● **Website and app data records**
• • • • •

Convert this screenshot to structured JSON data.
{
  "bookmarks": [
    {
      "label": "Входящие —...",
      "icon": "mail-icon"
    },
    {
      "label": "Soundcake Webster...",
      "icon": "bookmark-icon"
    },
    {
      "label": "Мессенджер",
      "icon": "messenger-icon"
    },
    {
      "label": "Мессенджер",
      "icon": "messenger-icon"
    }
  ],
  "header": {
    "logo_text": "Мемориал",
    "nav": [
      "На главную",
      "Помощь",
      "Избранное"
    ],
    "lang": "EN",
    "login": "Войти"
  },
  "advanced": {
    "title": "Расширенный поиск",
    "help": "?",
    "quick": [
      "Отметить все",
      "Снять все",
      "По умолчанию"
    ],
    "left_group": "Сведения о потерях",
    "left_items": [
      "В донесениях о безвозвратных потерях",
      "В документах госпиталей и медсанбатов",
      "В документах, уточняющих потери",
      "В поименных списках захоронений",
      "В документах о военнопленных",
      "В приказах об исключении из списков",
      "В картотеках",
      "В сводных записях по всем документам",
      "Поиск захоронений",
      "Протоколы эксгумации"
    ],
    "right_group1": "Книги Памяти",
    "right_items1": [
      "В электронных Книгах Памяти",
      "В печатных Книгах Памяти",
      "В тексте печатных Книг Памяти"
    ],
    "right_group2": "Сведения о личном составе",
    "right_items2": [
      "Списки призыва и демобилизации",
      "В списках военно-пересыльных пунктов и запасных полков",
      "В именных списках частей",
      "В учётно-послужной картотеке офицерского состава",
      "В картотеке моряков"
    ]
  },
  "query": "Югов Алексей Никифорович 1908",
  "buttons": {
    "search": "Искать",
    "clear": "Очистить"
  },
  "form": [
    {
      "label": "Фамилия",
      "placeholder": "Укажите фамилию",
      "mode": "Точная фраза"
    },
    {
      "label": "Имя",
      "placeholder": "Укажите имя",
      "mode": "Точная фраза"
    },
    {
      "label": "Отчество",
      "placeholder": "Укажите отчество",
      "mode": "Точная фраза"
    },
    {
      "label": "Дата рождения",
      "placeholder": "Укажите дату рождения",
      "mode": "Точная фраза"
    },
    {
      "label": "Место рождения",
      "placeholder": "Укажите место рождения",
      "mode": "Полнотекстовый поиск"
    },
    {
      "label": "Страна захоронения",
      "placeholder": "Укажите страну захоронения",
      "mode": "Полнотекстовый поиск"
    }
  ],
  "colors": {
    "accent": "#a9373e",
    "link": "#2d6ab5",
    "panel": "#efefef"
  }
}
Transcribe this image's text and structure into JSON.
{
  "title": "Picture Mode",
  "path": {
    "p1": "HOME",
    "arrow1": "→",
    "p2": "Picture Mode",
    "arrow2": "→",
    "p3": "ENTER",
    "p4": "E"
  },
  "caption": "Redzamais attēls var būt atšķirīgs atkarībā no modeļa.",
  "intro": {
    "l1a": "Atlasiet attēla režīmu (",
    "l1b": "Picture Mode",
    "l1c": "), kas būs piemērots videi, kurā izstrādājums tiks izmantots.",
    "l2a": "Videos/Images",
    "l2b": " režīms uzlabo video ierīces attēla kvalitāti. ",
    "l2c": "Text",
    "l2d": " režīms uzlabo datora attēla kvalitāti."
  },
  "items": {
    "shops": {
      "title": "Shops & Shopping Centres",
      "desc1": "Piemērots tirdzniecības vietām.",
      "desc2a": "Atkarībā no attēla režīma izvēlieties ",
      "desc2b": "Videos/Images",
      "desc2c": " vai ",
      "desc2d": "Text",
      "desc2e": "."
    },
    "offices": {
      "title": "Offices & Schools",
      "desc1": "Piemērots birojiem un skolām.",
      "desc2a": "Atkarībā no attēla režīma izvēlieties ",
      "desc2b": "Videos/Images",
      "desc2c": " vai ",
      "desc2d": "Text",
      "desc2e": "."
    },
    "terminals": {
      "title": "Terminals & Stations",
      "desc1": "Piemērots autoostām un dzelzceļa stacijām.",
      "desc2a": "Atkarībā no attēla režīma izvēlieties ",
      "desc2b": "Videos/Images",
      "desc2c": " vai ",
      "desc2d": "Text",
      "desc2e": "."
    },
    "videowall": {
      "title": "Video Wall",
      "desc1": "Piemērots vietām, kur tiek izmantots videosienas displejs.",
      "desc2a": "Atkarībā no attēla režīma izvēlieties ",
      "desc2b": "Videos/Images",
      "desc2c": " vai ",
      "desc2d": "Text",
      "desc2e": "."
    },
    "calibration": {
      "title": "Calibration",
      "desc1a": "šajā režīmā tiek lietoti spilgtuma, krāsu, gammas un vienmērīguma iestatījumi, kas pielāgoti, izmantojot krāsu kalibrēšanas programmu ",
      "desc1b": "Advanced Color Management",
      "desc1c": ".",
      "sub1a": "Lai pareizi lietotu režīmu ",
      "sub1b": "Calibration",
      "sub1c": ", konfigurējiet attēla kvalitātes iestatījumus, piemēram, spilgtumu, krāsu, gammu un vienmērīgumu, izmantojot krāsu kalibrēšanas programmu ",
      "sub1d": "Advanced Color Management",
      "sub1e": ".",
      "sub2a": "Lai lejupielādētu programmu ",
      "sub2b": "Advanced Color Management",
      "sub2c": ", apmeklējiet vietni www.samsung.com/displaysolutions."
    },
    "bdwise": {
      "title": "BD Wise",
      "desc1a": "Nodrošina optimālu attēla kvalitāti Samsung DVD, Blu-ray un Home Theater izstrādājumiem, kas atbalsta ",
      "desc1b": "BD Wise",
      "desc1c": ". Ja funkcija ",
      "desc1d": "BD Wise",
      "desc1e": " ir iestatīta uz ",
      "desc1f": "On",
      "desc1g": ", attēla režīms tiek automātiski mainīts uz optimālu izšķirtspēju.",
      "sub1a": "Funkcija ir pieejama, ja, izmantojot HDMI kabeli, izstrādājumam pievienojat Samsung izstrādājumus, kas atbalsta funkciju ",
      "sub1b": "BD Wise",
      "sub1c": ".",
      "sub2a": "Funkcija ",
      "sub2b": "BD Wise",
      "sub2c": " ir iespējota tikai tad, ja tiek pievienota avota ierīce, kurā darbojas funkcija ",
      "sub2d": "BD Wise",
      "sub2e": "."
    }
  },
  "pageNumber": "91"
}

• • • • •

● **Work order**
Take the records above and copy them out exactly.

● **Response to the exercise**
Convert this screenshot to structured JSON data.
{
  "bookmarks": [
    {
      "label": "Входящие —...",
      "icon": "mail-icon"
    },
    {
      "label": "Soundcake Webster...",
      "icon": "bookmark-icon"
    },
    {
      "label": "Мессенджер",
      "icon": "messenger-icon"
    },
    {
      "label": "Мессенджер",
      "icon": "messenger-icon"
    }
  ],
  "header": {
    "logo_text": "Мемориал",
    "nav": [
      "На главную",
      "Помощь",
      "Избранное"
    ],
    "lang": "EN",
    "login": "Войти"
  },
  "advanced": {
    "title": "Расширенный поиск",
    "help": "?",
    "quick": [
      "Отметить все",
      "Снять все",
      "По умолчанию"
    ],
    "left_group": "Сведения о потерях",
    "left_items": [
      "В донесениях о безвозвратных потерях",
      "В документах госпиталей и медсанбатов",
      "В документах, уточняющих потери",
      "В поименных списках захоронений",
      "В документах о военнопленных",
      "В приказах об исключении из списков",
      "В картотеках",
      "В сводных записях по всем документам",
      "Поиск захоронений",
      "Протоколы эксгумации"
    ],
    "right_group1": "Книги Памяти",
    "right_items1": [
      "В электронных Книгах Памяти",
      "В печатных Книгах Памяти",
      "В тексте печатных Книг Памяти"
    ],
    "right_group2": "Сведения о личном составе",
    "right_items2": [
      "Списки призыва и демобилизации",
      "В списках военно-пересыльных пунктов и запасных полков",
      "В именных списках частей",
      "В учётно-послужной картотеке офицерского состава",
      "В картотеке моряков"
    ]
  },
  "query": "Югов Алексей Никифорович 1908",
  "buttons": {
    "search": "Искать",
    "clear": "Очистить"
  },
  "form": [
    {
      "label": "Фамилия",
      "placeholder": "Укажите фамилию",
      "mode": "Точная фраза"
    },
    {
      "label": "Имя",
      "placeholder": "Укажите имя",
      "mode": "Точная фраза"
    },
    {
      "label": "Отчество",
      "placeholder": "Укажите отчество",
      "mode": "Точная фраза"
    },
    {
      "label": "Дата рождения",
      "placeholder": "Укажите дату рождения",
      "mode": "Точная фраза"
    },
    {
      "label": "Место рождения",
      "placeholder": "Укажите место рождения",
      "mode": "Полнотекстовый поиск"
    },
    {
      "label": "Страна захоронения",
      "placeholder": "Укажите страну захоронения",
      "mode": "Полнотекстовый поиск"
    }
  ],
  "colors": {
    "accent": "#a9373e",
    "link": "#2d6ab5",
    "panel": "#efefef"
  }
}
Transcribe this image's text and structure into JSON.
{
  "title": "Picture Mode",
  "path": {
    "p1": "HOME",
    "arrow1": "→",
    "p2": "Picture Mode",
    "arrow2": "→",
    "p3": "ENTER",
    "p4": "E"
  },
  "caption": "Redzamais attēls var būt atšķirīgs atkarībā no modeļa.",
  "intro": {
    "l1a": "Atlasiet attēla režīmu (",
    "l1b": "Picture Mode",
    "l1c": "), kas būs piemērots videi, kurā izstrādājums tiks izmantots.",
    "l2a": "Videos/Images",
    "l2b": " režīms uzlabo video ierīces attēla kvalitāti. ",
    "l2c": "Text",
    "l2d": " režīms uzlabo datora attēla kvalitāti."
  },
  "items": {
    "shops": {
      "title": "Shops & Shopping Centres",
      "desc1": "Piemērots tirdzniecības vietām.",
      "desc2a": "Atkarībā no attēla režīma izvēlieties ",
      "desc2b": "Videos/Images",
      "desc2c": " vai ",
      "desc2d": "Text",
      "desc2e": "."
    },
    "offices": {
      "title": "Offices & Schools",
      "desc1": "Piemērots birojiem un skolām.",
      "desc2a": "Atkarībā no attēla režīma izvēlieties ",
      "desc2b": "Videos/Images",
      "desc2c": " vai ",
      "desc2d": "Text",
      "desc2e": "."
    },
    "terminals": {
      "title": "Terminals & Stations",
      "desc1": "Piemērots autoostām un dzelzceļa stacijām.",
      "desc2a": "Atkarībā no attēla režīma izvēlieties ",
      "desc2b": "Videos/Images",
      "desc2c": " vai ",
      "desc2d": "Text",
      "desc2e": "."
    },
    "videowall": {
      "title": "Video Wall",
      "desc1": "Piemērots vietām, kur tiek izmantots videosienas displejs.",
      "desc2a": "Atkarībā no attēla režīma izvēlieties ",
      "desc2b": "Videos/Images",
      "desc2c": " vai ",
      "desc2d": "Text",
      "desc2e": "."
    },
    "calibration": {
      "title": "Calibration",
      "desc1a": "šajā režīmā tiek lietoti spilgtuma, krāsu, gammas un vienmērīguma iestatījumi, kas pielāgoti, izmantojot krāsu kalibrēšanas programmu ",
      "desc1b": "Advanced Color Management",
      "desc1c": ".",
      "sub1a": "Lai pareizi lietotu režīmu ",
      "sub1b": "Calibration",
      "sub1c": ", konfigurējiet attēla kvalitātes iestatījumus, piemēram, spilgtumu, krāsu, gammu un vienmērīgumu, izmantojot krāsu kalibrēšanas programmu ",
      "sub1d": "Advanced Color Management",
      "sub1e": ".",
      "sub2a": "Lai lejupielādētu programmu ",
      "sub2b": "Advanced Color Management",
      "sub2c": ", apmeklējiet vietni www.samsung.com/displaysolutions."
    },
    "bdwise": {
      "title": "BD Wise",
      "desc1a": "Nodrošina optimālu attēla kvalitāti Samsung DVD, Blu-ray un Home Theater izstrādājumiem, kas atbalsta ",
      "desc1b": "BD Wise",
      "desc1c": ". Ja funkcija ",
      "desc1d": "BD Wise",
      "desc1e": " ir iestatīta uz ",
      "desc1f": "On",
      "desc1g": ", attēla režīms tiek automātiski mainīts uz optimālu izšķirtspēju.",
      "sub1a": "Funkcija ir pieejama, ja, izmantojot HDMI kabeli, izstrādājumam pievienojat Samsung izstrādājumus, kas atbalsta funkciju ",
      "sub1b": "BD Wise",
      "sub1c": ".",
      "sub2a": "Funkcija ",
      "sub2b": "BD Wise",
      "sub2c": " ir iespējota tikai tad, ja tiek pievienota avota ierīce, kurā darbojas funkcija ",
      "sub2d": "BD Wise",
      "sub2e": "."
    }
  },
  "pageNumber": "91"
}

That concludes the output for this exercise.